-- MATERIALS PROVIDED --
☆ ☆ ☆

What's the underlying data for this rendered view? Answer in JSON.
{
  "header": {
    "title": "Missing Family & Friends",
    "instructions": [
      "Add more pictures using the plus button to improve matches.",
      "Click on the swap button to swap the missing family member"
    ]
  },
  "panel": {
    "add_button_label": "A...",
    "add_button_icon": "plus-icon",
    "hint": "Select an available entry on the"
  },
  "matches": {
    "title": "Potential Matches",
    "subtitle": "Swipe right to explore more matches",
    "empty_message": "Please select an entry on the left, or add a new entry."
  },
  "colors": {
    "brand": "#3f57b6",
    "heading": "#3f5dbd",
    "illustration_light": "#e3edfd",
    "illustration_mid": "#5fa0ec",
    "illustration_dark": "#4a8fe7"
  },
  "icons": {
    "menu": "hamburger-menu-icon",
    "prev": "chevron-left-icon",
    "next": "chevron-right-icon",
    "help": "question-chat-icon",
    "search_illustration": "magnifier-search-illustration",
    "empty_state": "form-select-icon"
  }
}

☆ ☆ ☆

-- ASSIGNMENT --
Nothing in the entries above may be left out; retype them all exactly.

-- PROBLEM SOLUTION --
What's the underlying data for this rendered view? Answer in JSON.
{
  "header": {
    "title": "Missing Family & Friends",
    "instructions": [
      "Add more pictures using the plus button to improve matches.",
      "Click on the swap button to swap the missing family member"
    ]
  },
  "panel": {
    "add_button_label": "A...",
    "add_button_icon": "plus-icon",
    "hint": "Select an available entry on the"
  },
  "matches": {
    "title": "Potential Matches",
    "subtitle": "Swipe right to explore more matches",
    "empty_message": "Please select an entry on the left, or add a new entry."
  },
  "colors": {
    "brand": "#3f57b6",
    "heading": "#3f5dbd",
    "illustration_light": "#e3edfd",
    "illustration_mid": "#5fa0ec",
    "illustration_dark": "#4a8fe7"
  },
  "icons": {
    "menu": "hamburger-menu-icon",
    "prev": "chevron-left-icon",
    "next": "chevron-right-icon",
    "help": "question-chat-icon",
    "search_illustration": "magnifier-search-illustration",
    "empty_state": "form-select-icon"
  }
}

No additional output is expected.